Exercise requirements » What is the number of lines below that contain the word "JSON"? Give only that number.

____________

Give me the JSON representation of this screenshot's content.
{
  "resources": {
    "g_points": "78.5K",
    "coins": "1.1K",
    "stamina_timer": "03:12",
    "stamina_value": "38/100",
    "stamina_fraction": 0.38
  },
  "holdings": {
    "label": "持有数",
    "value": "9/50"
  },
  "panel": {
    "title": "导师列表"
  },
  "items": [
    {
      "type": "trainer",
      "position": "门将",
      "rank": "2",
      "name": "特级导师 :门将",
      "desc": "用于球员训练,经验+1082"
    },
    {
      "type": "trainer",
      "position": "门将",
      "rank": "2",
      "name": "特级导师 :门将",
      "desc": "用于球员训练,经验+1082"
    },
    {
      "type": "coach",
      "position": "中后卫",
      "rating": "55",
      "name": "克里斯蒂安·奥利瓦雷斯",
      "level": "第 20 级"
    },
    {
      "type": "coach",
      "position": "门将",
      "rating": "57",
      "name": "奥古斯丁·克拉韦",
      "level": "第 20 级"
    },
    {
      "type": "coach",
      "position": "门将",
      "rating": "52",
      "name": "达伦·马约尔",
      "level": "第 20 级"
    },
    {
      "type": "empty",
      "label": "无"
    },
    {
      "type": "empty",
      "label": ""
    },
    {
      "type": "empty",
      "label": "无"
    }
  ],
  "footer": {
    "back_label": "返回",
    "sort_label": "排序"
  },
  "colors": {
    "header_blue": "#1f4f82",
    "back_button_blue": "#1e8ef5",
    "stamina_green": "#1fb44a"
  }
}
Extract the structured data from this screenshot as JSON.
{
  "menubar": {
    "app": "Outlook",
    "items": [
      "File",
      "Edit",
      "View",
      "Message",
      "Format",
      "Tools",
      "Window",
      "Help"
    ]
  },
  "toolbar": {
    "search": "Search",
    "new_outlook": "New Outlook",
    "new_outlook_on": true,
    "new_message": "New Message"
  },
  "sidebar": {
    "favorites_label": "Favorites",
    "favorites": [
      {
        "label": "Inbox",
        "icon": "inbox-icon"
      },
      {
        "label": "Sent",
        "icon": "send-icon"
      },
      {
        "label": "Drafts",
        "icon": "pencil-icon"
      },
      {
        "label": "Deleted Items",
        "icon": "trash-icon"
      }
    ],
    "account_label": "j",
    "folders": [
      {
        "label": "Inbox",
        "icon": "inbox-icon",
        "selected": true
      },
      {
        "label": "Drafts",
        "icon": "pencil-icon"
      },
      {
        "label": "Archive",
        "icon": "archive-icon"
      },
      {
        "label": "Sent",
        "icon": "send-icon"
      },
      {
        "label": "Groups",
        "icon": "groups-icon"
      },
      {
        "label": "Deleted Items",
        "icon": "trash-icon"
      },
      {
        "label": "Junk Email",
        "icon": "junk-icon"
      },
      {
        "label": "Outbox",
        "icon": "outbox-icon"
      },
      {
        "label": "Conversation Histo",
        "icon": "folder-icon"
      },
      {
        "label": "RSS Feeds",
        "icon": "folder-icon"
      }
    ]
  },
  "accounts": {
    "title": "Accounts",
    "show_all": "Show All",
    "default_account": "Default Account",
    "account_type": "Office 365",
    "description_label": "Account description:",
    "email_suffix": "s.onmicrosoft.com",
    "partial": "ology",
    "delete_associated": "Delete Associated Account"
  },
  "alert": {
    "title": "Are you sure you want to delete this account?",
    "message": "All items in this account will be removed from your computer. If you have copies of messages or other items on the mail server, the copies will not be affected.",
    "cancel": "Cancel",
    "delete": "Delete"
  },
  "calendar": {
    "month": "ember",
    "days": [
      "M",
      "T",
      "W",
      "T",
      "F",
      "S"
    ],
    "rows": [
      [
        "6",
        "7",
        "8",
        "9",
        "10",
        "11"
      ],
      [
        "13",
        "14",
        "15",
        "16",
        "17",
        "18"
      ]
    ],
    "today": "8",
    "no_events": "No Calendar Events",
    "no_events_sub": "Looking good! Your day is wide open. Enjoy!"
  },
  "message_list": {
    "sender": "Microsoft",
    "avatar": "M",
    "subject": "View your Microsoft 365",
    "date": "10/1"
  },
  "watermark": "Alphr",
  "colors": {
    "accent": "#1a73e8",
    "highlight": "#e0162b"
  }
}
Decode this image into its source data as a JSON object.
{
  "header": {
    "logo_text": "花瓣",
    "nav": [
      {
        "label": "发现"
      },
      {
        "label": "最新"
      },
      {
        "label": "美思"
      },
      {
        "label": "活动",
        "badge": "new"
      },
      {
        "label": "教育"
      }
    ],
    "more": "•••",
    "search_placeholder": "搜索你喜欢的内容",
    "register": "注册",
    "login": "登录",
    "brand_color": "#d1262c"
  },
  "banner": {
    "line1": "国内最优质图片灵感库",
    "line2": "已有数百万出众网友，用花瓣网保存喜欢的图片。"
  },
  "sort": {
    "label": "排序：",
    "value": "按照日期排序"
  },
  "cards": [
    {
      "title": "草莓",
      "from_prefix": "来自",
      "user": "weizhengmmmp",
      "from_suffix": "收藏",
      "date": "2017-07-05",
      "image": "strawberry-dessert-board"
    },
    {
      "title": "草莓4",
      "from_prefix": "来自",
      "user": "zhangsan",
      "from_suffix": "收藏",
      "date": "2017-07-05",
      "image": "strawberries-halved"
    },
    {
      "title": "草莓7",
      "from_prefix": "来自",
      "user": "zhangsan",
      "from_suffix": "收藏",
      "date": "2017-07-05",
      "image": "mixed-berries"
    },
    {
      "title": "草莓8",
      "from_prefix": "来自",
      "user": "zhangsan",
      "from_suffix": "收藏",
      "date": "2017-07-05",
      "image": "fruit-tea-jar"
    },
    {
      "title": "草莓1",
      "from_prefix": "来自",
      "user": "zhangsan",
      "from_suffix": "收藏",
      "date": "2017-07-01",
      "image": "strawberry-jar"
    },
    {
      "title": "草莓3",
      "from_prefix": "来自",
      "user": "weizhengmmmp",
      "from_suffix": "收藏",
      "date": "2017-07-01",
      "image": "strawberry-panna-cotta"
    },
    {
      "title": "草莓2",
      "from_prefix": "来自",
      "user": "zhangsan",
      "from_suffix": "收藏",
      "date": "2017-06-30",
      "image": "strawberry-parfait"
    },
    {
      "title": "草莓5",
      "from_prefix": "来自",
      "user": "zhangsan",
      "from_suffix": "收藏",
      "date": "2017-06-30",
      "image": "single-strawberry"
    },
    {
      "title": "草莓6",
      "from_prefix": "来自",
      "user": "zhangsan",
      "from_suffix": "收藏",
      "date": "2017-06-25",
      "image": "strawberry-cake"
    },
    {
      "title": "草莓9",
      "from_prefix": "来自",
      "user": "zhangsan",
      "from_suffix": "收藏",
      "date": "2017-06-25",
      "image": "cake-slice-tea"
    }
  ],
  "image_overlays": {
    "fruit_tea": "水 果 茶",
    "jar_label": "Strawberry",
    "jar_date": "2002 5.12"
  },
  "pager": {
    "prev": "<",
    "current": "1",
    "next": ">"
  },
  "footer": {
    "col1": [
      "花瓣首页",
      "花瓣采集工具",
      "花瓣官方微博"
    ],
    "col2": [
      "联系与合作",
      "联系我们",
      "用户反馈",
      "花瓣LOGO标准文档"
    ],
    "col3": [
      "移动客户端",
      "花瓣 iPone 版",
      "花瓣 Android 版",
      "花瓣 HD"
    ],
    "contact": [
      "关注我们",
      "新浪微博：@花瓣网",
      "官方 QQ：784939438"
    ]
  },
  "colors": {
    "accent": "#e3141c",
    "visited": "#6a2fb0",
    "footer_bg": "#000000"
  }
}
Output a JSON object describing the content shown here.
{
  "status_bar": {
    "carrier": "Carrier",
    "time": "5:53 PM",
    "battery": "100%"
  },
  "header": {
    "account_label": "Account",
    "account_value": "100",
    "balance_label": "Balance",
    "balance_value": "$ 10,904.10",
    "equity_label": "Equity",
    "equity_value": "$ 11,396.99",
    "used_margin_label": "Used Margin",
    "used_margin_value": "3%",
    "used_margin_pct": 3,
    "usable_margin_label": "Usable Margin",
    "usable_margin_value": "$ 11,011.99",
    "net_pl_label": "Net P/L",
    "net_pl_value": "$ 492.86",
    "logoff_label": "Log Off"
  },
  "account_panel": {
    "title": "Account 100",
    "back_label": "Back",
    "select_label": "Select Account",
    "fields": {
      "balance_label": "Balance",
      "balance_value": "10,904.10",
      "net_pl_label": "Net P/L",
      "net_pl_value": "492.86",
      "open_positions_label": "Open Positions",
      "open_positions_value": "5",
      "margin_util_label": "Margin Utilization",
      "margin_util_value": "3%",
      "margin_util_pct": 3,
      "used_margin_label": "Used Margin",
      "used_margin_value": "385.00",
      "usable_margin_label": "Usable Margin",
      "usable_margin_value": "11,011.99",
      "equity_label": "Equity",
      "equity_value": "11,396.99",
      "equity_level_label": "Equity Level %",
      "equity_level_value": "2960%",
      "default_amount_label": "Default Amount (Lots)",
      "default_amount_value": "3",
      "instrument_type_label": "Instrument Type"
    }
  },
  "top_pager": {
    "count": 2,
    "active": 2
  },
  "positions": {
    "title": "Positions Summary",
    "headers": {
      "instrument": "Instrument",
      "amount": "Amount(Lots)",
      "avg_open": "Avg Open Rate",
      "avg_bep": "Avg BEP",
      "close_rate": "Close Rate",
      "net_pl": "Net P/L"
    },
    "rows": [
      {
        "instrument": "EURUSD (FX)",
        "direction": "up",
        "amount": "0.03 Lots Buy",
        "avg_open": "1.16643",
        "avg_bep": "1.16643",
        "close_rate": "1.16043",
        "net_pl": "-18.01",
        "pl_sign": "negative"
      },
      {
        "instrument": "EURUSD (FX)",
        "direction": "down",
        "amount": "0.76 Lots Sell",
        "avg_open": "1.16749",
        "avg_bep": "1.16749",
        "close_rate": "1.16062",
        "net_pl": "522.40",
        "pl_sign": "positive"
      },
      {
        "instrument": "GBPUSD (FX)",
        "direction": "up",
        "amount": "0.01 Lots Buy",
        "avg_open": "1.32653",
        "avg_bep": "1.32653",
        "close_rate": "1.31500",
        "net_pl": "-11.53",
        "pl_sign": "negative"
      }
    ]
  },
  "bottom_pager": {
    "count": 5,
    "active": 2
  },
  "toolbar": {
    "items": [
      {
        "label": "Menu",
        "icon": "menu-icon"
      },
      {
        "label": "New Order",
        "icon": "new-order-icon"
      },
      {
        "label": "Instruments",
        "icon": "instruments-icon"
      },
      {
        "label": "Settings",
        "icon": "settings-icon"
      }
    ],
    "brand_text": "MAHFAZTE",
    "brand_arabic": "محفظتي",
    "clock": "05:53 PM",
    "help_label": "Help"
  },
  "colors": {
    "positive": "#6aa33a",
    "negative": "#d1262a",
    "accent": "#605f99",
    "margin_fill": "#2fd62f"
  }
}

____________

Result for this task » 4